Articles in a new IDS Bulletin suggest that the over-dominance of market forces over government, business and civil society accounts for many of today’s development challenges, and suggest a rebalancing of the current states–markets–society triad to give greater weight and influence to state and societal forces to those of the market.
Looking back to look forward, authors of the IDS Bulletin ‘States, Markets and Society – New Relationships for a New Development Era’ consider an agenda for new alliances and relationships to reshape the current configuration, and to recognise the diverse, complex politics that are needed to move ahead on major global challenges.
The IDS Bulletin comes at a time of turbulence in many countries – in Europe and the US as well as in Asia, Africa and Latin America – including growing discontent with established political regimes in handling economic crisis and globalisation, the rise of right wing nationalist politics, and closing spaces for formal civil society. In this context, the Bulletin provides fresh thinking on the politics of development – understood as progressive change for everyone everywhere. It suggests that transdisciplinary approaches will be required – by international partnerships – to integrate high quality research with the knowledge of people working in state, business and civil society organisations, mobilising evidence for impact.
In such ways, this IDS Bulletin charts some contours of a future map of development studies, in a new era.
Melissa Leach, IDS Director and IDS Bulletin Editor, said:
“This IDS Bulletin offers powerful arguments and illustrations of the potential of new alliances in tackling challenges like inequality, sustainability, and inclusivity, and the importance of less-appreciated ‘politics from below’ in citizen action – yet also some important words of caution.”
Mariana Mazzacuto, Professor of the Economics of Innovation SPRU (Science Policy Research Unit), University of Sussex, said:
“The challenges facing 21st century economies are huge. The need to create growth that is more inclusive, sustainable and driven by investment and innovation rather than personal credit, requires a different approach to policy making. IDS research is influencing that conversation building a new lens through which we can build the kind of partnerships between business, government, the third sector and civil society. Such dynamic partnerships are critical to shaping and creating the markets of the future, so that the direction of growth becomes as critical as its rate.”
Tracking the history and future of debates around states, markets and society
Importantly, this IDS Bulletin explores lessons from the past in order to look forward to future challenges and how to meet them. While the first part of this IDS Bulletin draws on a selection of archive articles to highlight key debates over the decades, the second part looks forward by drawing on contributions to IDS’ 50th Anniversary conference, which took place in July 2016. The conference brought together over 200 researchers, policymakers and practitioners from around the world – including many IDS alumni and partners – for two intense days of rich and stimulating discussion, challenging us all to think about current and future configurations of state, market and societal actors, and the politics of these relationships amidst the emerging challenges of the 21st century – challenges that will be key as development and development studies navigate the next fifty years.

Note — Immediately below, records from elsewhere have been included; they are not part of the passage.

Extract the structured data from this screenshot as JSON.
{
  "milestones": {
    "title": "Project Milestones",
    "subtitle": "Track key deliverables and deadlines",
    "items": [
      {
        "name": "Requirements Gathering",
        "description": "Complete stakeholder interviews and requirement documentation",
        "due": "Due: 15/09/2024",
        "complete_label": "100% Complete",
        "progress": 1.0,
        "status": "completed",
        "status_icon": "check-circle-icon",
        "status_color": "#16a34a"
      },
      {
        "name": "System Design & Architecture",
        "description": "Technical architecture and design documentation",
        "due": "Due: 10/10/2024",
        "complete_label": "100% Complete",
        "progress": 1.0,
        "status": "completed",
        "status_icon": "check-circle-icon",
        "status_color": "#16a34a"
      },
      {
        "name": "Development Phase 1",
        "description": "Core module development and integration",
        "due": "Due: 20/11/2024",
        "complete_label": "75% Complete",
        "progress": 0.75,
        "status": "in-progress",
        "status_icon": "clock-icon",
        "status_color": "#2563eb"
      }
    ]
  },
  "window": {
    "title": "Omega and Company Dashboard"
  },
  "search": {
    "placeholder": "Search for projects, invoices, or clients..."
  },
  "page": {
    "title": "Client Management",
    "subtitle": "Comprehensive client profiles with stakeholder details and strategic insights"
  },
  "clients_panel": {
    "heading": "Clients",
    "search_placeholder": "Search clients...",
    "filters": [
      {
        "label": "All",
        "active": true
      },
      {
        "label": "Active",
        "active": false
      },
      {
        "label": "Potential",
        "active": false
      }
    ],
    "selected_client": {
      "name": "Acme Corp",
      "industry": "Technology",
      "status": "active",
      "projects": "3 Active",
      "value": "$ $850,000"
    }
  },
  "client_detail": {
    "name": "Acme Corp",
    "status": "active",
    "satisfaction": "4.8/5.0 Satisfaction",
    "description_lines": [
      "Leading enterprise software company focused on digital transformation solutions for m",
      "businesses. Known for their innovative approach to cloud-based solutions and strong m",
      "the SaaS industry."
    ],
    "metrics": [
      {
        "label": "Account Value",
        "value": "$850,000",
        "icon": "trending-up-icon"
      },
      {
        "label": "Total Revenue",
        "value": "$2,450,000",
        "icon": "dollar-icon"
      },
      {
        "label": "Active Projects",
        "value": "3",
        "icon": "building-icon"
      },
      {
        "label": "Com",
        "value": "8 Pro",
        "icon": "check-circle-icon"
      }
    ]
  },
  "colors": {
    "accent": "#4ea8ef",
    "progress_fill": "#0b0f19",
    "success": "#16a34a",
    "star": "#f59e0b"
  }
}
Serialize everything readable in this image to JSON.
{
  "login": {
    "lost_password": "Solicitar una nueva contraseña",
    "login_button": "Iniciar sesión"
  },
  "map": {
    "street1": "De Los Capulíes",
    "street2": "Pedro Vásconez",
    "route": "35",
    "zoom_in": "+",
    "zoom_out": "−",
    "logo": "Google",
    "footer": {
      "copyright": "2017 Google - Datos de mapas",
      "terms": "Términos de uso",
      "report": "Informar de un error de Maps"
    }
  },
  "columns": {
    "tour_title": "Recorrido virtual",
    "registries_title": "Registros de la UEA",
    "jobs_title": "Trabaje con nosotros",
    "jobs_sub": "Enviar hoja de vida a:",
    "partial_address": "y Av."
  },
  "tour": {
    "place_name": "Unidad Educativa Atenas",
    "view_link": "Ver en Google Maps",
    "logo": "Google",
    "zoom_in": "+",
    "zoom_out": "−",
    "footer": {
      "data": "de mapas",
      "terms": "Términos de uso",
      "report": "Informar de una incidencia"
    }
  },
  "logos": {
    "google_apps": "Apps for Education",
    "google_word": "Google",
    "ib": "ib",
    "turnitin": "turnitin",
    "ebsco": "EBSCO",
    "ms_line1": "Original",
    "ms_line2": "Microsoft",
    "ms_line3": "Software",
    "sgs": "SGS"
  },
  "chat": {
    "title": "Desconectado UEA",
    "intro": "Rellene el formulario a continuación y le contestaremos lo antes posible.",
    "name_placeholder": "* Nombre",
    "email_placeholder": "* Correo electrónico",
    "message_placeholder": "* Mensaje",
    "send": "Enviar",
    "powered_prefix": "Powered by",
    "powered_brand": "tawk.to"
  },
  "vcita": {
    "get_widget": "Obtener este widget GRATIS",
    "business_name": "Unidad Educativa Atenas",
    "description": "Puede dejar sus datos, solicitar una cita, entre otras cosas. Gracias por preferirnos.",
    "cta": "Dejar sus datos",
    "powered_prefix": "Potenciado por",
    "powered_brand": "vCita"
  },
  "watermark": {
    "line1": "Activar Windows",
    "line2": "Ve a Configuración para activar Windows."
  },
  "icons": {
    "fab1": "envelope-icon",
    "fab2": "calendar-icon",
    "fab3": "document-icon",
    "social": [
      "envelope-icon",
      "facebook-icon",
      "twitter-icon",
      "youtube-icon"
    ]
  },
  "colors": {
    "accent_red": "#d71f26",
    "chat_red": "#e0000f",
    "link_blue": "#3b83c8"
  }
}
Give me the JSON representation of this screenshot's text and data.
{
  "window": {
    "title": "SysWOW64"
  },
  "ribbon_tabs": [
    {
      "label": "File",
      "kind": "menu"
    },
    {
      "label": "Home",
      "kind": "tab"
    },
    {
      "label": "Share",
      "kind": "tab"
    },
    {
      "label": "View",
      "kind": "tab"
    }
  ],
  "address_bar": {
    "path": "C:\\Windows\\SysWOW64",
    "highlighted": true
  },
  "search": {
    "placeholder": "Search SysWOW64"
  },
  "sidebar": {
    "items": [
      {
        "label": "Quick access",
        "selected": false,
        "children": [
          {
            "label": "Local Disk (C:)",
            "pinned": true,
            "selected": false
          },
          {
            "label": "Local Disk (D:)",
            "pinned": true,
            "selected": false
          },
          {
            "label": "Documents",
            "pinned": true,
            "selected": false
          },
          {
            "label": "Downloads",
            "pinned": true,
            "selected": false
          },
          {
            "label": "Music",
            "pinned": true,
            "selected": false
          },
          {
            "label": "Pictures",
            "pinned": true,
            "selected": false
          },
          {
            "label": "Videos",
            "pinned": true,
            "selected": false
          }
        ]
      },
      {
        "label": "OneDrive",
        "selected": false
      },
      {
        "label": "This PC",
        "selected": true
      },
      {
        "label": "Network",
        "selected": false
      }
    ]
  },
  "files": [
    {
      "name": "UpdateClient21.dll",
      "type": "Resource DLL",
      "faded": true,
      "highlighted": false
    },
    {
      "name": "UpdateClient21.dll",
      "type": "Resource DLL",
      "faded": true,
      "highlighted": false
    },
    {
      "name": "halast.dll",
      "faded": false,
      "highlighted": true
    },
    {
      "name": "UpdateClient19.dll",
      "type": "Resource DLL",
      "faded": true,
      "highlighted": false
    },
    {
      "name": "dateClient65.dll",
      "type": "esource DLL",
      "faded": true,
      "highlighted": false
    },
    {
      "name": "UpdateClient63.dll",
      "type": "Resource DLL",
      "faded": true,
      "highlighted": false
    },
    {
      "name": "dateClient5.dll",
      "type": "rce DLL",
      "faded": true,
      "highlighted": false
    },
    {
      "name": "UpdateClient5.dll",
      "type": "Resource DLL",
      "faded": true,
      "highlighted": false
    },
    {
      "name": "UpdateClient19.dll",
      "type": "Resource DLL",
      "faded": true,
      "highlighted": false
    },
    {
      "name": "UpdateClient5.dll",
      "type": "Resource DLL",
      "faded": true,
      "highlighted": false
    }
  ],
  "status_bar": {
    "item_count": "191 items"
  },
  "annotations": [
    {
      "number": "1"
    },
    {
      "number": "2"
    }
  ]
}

New relationships for a new development era
Development has always involved states, markets and societies interacting to define and shape progressive change. But since the 1980s over-dominant market forces – underpinned by the Washington Consensus on neo-liberalism, and mainstream economic orthodoxies – have contributed to growing inequalities, environmental degradation, exclusion of marginalised groups and rising insecurities, with all their consequences for development.
Addressing the challenges of this new development era will require new alliances and relationships between state, market and society. The question of what forms these relationships might take is inevitably complex, and the conference deliberations and Bulletin articles document numerous dilemmas and ambiguities, as well as clear directions. Much depends on the issue in question, and on the embedded configurations of power and institutions in different places that shape what is possible, and indeed imaginable.
What is clear is that in the context of emerging global challenges such as inequality, unsustainability and insecurity, a vibrant set of agendas for development research and action is emerging. Bulletin articles highlight and expand on some cross-cutting themes, which will need to guide future agendas. These include the importance of transformation, diversity, complexity, and perhaps most fundamental of all, power and politics.
Beyond the focus on quick fixes (whether technological, or in the market) that have dominated much of the last few decades of development thinking and practice, there is a renewed emphasis on deep structural changes in economy and social relations to meet the extent and depth of global challenges. This in turn will require approaches that cross disciplines, integrate quality research and knowledge mobilisation for impact, and link global understandings with local contexts and the perspectives of people on the ground.
All articles are free to read online or download at bulletin.ids.ac.uk, and are licensed under Creative Commons.